**Prompt**
Compute how many lines in the entries below include the string "content". Only the number is wanted.

****

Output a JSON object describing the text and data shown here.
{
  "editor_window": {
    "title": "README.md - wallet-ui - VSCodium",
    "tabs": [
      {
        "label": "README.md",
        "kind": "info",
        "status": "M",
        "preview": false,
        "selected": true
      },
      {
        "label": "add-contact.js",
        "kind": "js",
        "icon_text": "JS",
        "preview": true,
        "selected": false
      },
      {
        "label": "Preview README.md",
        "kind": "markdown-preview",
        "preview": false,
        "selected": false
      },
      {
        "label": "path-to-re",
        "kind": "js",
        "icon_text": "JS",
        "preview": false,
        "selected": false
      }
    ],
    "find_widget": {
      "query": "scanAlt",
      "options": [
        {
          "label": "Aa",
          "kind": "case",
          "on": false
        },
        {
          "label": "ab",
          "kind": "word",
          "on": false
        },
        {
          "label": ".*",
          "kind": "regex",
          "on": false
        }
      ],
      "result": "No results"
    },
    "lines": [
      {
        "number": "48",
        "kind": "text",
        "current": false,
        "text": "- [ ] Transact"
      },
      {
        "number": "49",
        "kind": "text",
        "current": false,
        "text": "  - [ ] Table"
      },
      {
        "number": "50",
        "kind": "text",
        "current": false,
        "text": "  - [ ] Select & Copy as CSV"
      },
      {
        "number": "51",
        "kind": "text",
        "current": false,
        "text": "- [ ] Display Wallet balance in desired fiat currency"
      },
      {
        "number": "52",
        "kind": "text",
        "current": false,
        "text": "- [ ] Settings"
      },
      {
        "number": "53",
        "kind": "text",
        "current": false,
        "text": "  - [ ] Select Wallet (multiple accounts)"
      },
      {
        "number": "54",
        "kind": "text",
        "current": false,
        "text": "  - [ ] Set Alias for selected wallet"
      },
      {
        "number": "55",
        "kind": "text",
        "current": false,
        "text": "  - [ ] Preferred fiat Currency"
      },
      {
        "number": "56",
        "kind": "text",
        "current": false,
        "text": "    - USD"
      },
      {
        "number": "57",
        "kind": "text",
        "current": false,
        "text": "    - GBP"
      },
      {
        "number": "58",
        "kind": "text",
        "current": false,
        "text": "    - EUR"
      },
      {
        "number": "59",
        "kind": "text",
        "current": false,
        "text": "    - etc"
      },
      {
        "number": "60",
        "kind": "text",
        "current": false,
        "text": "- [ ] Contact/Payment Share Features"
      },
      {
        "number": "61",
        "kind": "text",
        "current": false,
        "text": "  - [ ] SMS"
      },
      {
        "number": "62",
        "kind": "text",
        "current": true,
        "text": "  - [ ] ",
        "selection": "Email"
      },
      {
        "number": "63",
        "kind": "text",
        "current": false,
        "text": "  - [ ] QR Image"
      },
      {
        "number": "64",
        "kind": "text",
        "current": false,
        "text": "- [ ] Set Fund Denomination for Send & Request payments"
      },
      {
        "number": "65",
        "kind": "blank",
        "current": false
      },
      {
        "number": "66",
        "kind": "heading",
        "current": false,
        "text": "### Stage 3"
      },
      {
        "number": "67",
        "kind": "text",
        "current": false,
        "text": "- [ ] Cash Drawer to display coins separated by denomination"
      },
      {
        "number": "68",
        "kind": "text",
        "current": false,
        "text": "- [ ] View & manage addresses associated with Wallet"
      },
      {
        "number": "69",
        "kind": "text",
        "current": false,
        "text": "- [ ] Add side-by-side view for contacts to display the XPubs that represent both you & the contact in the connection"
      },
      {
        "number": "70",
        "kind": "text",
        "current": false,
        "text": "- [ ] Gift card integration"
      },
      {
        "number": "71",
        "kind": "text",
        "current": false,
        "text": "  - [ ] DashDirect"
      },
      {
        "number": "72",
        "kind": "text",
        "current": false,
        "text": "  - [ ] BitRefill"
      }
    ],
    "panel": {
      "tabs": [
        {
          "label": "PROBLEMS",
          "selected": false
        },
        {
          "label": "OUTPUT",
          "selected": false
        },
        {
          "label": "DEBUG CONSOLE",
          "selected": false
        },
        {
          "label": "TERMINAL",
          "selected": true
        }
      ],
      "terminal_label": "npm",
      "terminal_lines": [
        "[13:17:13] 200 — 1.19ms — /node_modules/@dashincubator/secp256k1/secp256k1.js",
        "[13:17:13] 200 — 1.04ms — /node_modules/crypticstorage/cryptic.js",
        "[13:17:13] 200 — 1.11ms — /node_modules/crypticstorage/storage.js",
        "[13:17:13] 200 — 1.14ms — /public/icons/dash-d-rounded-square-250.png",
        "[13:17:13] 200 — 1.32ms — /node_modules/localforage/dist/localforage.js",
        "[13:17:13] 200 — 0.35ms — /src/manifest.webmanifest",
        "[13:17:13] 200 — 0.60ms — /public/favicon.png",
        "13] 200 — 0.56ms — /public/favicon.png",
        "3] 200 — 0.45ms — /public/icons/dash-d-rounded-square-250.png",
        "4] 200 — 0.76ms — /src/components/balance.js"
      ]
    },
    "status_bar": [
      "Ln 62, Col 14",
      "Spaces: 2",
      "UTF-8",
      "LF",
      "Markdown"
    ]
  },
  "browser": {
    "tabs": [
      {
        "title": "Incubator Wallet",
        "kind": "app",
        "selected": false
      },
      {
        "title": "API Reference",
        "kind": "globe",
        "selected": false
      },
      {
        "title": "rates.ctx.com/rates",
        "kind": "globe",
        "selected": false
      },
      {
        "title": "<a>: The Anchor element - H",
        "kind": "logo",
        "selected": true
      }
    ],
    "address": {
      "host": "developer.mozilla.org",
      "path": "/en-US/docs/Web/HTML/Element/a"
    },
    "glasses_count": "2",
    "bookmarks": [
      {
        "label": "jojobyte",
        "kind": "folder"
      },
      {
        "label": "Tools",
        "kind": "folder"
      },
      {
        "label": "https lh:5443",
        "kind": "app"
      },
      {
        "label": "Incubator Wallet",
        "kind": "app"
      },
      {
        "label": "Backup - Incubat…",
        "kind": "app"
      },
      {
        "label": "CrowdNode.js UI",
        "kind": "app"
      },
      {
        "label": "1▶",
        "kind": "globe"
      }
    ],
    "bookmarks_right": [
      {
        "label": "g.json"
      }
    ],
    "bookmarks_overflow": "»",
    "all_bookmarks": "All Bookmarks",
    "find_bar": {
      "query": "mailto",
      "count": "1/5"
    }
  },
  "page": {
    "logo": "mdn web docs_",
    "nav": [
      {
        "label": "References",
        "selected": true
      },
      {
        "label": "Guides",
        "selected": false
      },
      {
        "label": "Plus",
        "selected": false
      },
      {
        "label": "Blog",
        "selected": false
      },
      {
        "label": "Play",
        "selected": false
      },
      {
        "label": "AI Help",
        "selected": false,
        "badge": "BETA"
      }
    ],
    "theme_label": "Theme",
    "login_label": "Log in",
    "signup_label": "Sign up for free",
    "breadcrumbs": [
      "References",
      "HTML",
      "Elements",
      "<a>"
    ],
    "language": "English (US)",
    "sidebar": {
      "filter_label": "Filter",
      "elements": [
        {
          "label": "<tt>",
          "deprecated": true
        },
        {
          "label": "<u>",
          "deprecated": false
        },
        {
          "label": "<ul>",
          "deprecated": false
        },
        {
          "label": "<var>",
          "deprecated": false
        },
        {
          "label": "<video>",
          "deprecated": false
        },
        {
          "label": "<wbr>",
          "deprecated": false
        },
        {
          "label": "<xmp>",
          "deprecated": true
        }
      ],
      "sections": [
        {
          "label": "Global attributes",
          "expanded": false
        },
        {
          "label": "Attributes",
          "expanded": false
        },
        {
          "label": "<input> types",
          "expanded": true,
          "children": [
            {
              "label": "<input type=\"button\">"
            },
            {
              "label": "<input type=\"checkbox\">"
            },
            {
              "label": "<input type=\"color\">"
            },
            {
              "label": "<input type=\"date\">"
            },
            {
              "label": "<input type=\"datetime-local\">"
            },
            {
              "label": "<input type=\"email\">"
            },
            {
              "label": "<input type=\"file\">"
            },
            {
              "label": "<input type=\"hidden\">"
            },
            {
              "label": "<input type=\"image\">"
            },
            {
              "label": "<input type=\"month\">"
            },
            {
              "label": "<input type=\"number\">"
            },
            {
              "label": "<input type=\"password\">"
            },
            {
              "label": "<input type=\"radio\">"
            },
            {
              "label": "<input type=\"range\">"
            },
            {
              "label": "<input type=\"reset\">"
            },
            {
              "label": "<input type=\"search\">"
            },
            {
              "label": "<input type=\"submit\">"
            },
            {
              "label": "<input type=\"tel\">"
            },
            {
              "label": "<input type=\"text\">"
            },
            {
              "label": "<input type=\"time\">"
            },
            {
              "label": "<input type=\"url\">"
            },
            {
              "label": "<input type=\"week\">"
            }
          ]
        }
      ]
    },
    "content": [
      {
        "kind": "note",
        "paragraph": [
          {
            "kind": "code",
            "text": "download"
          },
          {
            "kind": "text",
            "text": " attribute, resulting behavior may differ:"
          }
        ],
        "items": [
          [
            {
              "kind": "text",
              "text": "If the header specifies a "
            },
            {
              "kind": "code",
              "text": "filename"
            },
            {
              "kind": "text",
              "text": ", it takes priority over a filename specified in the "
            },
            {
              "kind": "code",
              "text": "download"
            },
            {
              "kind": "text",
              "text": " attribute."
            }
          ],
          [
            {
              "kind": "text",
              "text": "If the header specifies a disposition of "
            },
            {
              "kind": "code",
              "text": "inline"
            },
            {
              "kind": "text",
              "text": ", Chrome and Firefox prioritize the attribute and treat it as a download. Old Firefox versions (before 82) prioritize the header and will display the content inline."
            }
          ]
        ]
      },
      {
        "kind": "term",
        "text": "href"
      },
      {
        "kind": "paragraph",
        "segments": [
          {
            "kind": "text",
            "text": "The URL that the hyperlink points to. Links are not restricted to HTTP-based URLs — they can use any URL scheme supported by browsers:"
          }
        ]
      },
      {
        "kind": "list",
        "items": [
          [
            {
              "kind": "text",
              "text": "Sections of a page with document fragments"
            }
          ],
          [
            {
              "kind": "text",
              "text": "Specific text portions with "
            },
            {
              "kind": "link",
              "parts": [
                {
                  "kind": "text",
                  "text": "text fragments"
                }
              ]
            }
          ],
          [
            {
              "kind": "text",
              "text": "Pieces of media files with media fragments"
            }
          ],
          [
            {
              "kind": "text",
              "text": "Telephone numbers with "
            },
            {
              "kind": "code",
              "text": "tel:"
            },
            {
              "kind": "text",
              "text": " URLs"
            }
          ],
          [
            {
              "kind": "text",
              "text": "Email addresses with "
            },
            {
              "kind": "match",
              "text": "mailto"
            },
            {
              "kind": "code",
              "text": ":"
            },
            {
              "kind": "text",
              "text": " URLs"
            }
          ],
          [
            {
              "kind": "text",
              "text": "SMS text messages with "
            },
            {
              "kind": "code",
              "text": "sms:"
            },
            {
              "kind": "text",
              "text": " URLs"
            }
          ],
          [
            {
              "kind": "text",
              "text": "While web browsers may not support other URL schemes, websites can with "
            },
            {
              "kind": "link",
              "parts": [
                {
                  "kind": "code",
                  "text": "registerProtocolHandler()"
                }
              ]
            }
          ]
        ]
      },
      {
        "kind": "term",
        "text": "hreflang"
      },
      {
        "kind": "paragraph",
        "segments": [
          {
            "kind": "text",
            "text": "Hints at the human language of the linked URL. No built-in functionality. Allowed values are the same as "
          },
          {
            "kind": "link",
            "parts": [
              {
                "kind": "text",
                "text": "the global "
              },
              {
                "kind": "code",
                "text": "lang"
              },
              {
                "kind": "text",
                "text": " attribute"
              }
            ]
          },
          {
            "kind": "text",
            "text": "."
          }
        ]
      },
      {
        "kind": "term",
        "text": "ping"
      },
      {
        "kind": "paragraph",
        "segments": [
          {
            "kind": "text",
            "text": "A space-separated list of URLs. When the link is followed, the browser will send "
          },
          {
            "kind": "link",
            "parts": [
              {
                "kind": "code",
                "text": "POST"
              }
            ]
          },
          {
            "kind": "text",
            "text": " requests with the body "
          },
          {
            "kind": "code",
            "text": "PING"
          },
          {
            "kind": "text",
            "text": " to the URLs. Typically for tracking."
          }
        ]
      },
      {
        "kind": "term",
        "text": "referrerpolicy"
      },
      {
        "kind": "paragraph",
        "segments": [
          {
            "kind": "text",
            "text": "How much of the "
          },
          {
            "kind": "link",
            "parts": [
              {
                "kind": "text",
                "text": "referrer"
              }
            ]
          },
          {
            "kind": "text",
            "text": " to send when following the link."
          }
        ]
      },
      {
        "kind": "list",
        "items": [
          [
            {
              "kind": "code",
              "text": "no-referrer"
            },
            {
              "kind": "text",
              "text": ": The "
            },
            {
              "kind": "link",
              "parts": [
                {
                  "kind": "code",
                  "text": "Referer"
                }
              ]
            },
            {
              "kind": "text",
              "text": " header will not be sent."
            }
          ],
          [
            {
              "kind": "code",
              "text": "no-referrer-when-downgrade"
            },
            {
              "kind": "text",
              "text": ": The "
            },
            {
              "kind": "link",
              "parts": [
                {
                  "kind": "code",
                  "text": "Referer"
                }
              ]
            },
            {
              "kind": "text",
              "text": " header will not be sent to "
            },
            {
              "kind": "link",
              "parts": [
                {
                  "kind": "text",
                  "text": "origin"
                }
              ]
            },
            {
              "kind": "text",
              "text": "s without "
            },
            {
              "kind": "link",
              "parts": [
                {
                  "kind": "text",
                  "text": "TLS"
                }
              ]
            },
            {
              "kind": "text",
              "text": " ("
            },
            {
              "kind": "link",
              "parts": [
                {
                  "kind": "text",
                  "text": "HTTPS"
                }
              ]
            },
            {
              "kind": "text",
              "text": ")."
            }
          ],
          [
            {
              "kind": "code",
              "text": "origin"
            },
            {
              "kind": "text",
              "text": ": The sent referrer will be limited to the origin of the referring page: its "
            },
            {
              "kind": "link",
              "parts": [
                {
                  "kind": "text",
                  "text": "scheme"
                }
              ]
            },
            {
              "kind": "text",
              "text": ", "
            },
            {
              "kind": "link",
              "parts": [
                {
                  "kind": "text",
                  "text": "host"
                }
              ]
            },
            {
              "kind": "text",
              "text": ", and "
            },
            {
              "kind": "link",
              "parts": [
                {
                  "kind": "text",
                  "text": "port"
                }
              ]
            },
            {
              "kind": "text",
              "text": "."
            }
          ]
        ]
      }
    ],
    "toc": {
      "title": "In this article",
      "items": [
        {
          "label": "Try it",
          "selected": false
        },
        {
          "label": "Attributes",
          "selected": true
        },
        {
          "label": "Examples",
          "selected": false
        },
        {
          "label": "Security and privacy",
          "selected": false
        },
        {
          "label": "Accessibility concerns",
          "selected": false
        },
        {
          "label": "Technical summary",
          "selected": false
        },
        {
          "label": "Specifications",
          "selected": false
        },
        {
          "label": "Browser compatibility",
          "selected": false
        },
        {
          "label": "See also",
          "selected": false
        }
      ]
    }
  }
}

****

**Response**
2